▸ **Work request**
Your answer should be every line below that includes the word "Clifford".

▸ **Supplied data**

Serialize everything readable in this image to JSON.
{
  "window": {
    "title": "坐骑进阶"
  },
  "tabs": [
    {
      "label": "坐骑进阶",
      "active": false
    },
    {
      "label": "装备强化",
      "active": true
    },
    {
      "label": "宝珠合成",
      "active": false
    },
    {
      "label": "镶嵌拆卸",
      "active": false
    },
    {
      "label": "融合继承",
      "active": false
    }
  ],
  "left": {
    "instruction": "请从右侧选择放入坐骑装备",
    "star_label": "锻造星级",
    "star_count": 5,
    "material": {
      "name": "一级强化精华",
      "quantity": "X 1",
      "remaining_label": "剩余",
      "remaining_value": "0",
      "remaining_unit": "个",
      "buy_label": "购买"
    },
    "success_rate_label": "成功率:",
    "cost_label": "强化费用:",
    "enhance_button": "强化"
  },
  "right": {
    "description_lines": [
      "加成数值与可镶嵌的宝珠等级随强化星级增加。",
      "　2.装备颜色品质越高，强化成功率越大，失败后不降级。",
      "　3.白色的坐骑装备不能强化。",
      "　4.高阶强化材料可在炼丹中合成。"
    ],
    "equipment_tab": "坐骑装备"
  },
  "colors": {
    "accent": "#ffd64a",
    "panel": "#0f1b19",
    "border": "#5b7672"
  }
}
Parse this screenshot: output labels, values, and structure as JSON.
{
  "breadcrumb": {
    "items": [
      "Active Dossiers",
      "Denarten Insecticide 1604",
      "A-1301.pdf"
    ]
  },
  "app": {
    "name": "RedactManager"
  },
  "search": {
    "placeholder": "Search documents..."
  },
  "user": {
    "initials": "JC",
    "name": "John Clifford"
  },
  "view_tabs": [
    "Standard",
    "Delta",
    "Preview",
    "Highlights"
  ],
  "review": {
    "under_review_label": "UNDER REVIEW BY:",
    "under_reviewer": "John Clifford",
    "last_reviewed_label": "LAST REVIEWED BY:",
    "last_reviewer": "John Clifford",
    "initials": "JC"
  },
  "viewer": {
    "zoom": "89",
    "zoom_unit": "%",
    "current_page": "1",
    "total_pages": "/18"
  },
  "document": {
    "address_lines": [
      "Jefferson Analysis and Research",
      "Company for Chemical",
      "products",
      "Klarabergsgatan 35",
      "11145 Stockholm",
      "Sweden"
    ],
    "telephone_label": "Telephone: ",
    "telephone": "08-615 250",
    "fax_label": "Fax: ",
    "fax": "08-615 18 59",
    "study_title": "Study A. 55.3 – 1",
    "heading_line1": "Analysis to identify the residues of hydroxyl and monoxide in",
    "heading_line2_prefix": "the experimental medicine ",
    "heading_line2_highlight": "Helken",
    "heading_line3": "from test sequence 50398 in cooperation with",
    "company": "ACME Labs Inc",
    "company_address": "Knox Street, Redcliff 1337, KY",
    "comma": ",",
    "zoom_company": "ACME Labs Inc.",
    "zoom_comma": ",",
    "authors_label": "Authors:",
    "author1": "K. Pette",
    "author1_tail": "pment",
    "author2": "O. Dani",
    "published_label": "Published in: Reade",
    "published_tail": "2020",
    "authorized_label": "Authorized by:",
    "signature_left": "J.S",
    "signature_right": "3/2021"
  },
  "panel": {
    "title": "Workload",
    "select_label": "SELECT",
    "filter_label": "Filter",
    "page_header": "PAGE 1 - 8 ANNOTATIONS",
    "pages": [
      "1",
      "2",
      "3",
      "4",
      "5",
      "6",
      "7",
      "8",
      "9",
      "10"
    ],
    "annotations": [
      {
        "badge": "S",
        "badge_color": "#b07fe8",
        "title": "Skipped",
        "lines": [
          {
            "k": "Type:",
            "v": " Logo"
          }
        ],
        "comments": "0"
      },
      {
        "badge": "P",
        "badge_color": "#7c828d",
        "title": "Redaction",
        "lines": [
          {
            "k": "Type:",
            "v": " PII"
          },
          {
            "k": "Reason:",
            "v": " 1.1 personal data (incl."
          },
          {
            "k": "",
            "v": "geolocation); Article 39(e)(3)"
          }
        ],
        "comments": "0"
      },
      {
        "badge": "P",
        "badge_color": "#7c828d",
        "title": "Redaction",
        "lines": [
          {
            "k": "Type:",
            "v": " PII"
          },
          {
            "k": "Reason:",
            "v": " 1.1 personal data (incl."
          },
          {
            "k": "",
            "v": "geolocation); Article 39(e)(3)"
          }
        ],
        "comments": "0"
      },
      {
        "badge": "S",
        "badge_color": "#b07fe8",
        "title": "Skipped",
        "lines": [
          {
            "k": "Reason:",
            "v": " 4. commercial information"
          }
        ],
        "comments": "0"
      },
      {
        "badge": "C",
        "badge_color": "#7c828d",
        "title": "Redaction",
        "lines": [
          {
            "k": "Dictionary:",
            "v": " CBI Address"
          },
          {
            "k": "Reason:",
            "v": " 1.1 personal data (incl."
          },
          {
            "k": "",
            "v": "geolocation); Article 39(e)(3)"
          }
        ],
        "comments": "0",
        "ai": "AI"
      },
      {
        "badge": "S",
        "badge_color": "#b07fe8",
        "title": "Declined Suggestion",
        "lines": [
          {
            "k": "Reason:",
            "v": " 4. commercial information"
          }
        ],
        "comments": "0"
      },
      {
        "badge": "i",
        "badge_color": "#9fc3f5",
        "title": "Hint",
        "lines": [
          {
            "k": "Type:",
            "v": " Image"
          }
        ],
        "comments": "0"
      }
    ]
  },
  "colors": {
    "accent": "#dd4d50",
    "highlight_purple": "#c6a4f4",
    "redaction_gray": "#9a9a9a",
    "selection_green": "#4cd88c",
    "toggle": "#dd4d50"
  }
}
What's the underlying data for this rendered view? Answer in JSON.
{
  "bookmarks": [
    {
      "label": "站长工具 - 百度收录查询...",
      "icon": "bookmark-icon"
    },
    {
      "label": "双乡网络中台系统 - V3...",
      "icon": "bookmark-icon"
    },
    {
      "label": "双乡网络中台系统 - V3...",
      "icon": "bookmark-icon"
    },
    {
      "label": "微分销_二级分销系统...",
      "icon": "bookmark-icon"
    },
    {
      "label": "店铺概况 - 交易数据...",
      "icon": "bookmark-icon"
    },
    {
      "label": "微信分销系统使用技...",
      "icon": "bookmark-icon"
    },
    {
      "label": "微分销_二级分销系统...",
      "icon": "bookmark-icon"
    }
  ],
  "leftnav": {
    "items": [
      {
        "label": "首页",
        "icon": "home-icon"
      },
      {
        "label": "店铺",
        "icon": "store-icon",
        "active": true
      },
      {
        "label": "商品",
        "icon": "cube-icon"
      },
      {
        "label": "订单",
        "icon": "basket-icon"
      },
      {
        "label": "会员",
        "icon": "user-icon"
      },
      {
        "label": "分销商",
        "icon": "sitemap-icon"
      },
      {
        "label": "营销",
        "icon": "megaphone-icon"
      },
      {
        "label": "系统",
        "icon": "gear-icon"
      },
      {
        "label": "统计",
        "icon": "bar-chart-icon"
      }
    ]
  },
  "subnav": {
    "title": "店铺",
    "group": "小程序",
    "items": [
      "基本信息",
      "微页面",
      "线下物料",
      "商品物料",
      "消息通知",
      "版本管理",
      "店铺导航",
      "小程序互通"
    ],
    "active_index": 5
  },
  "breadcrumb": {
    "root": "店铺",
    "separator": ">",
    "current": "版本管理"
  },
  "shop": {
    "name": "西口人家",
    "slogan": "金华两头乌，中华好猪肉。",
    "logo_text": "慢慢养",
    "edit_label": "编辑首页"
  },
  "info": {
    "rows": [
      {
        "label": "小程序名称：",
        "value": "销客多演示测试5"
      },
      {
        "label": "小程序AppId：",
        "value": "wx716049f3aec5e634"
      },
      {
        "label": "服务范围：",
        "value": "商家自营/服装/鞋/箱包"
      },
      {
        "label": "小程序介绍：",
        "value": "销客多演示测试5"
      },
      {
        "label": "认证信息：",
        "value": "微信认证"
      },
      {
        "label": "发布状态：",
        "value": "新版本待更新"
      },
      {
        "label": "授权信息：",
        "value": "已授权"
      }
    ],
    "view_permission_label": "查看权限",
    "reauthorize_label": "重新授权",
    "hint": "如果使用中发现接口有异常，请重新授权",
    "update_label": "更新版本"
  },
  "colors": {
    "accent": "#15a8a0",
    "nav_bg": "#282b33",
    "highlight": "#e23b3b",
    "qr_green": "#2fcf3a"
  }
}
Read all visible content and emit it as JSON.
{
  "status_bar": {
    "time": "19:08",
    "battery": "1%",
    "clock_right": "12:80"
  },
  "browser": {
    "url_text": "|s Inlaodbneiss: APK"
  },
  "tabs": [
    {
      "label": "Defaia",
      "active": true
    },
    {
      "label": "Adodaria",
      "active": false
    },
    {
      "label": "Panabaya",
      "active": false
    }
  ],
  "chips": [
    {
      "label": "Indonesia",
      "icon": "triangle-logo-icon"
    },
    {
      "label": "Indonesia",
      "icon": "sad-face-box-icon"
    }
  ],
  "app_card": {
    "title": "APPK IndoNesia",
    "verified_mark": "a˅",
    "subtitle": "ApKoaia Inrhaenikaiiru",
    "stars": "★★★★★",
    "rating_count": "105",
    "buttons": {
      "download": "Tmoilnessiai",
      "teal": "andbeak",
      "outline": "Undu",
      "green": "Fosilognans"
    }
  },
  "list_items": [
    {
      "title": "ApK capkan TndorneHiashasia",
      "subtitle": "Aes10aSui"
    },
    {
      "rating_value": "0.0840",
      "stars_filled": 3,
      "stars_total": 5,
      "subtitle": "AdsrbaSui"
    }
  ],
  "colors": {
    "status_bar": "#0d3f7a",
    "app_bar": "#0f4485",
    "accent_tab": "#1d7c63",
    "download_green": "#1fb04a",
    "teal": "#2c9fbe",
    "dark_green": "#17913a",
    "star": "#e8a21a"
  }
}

▸ **Answer area**
    "name": "John Clifford"
    "under_reviewer": "John Clifford",
    "last_reviewer": "John Clifford",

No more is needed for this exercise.